1. Does the force have access to facial recognition technology applied to CCTV imagery?
2. If the answer is “yes”, please explain when this technology became available to the force
3. At how many locations in your jurisdiction are CCTV cameras equipped with facial recognition technology? (Or, is facial recognition applied to imagery from traditional cameras? If so, how many?)
4. What features do you identify from individuals recognised on CCTV? (For example, name, age, gender, ethnicity?)
I am writing to inform you that we have searched our records and the information you requested is not held by West Midlands Police.
Additionally, West Midlands Police can neither confirm nor deny that it holds the information you requested in relation to covert use of facial recognition technology in accordance with S24(2) and S31(3).
S24(2) National Security
S31(3) Law Enforcement
Any disclosure under FOI is a release to the public at large. Whilst not questioning the motives of the applicant, confirming or denying that any other information relating to the covert practise of facial recognition would show criminals what the capacity, tactical abilities and capabilities of the force are, allowing them to target specific areas of the UK to conduct their criminal/terrorist
Confirming or denying the specific circumstances in which the Police Service may or may not deploy the use of facial recognition would lead to an increase of harm to covert investigations and compromise law enforcement. This would be to the detriment of providing an efficient policing service and a failure in providing a duty of care to all members of the public.

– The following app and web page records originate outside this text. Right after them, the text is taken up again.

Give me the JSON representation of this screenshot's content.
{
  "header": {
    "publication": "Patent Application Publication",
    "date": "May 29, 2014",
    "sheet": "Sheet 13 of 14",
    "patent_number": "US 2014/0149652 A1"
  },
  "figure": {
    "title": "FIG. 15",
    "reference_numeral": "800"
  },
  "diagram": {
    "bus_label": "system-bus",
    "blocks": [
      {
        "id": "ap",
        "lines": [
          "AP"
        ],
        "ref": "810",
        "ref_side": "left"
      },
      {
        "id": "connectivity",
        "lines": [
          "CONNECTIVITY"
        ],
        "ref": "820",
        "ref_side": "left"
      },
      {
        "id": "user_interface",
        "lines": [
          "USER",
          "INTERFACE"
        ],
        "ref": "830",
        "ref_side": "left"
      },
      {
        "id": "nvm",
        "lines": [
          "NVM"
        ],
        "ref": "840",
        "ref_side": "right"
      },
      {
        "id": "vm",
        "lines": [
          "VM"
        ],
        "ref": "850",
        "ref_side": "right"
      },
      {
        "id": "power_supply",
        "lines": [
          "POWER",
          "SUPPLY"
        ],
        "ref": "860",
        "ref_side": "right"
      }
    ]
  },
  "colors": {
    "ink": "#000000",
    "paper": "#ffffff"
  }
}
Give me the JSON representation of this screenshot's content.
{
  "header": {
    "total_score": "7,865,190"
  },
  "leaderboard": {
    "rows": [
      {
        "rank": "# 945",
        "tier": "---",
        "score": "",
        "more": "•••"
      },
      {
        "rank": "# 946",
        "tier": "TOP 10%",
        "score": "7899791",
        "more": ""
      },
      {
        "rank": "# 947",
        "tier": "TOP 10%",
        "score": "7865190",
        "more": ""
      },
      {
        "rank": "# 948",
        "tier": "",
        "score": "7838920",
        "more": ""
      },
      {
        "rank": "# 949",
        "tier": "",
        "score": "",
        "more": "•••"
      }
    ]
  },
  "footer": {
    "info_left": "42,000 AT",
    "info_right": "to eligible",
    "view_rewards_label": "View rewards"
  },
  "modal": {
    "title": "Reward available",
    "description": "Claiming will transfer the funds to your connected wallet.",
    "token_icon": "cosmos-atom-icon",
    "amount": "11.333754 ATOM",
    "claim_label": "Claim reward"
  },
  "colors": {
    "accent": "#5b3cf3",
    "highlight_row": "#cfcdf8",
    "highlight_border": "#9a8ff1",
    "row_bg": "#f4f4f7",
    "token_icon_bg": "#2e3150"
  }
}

The threat from terrorism cannot be ignored. It is generally recognised that the international security landscape is increasingly complex and unpredictable. Since 2006, the UK Government has published the threat level, based upon current intelligence and that threat has remained at the second highest level ‘severe’, except for two short periods during August 2006, June and July 2007, and more recently in May and June this year following the Manchester and London terrorist attacks, when it was raised to the highest threat, ‘critical’. The UK continues to face a sustained threat from violent extremists and terrorists and the current threat level is set at ‘severe’.
It is well established that police forces use covert tactics and surveillance to gain intelligence in order to counteract criminal behaviour. It has been previously documented in the media that many terrorist incidents have been thwarted due to intelligence gained by these means.
Confirming or denying whether any information is or isn’t held relating to the covert use of facial recognition technology would limit operational capabilities as criminals/terrorist would gain a greater understanding of the police’s methods and techniques, enabling offenders to take steps to counter them. It may also suggest the limitations of police capabilities in this area, which may further encourage criminal/terrorist activity by exposing potential vulnerabilities. This detrimental effect is increased if the request is made to several different law enforcement bodies. In addition to the local criminal fraternity now being better informed, those intent on organised crime throughout the UK will be able to ‘map’ where the use of certain tactics are or are not deployed. This can be use information to those committing crimes. It would have the likelihood of identifying location-specific operations which would ultimately compromise police tactics, operations and future prosecutions as criminals could counteract the measures used against them.
Any information identifying the focus of policing activity could be used to the advantage of terrorists or criminal organisations. Information that undermines the operational integrity of these activities will adversely affect public safety and have a negative impact on both National Security and Law Enforcement.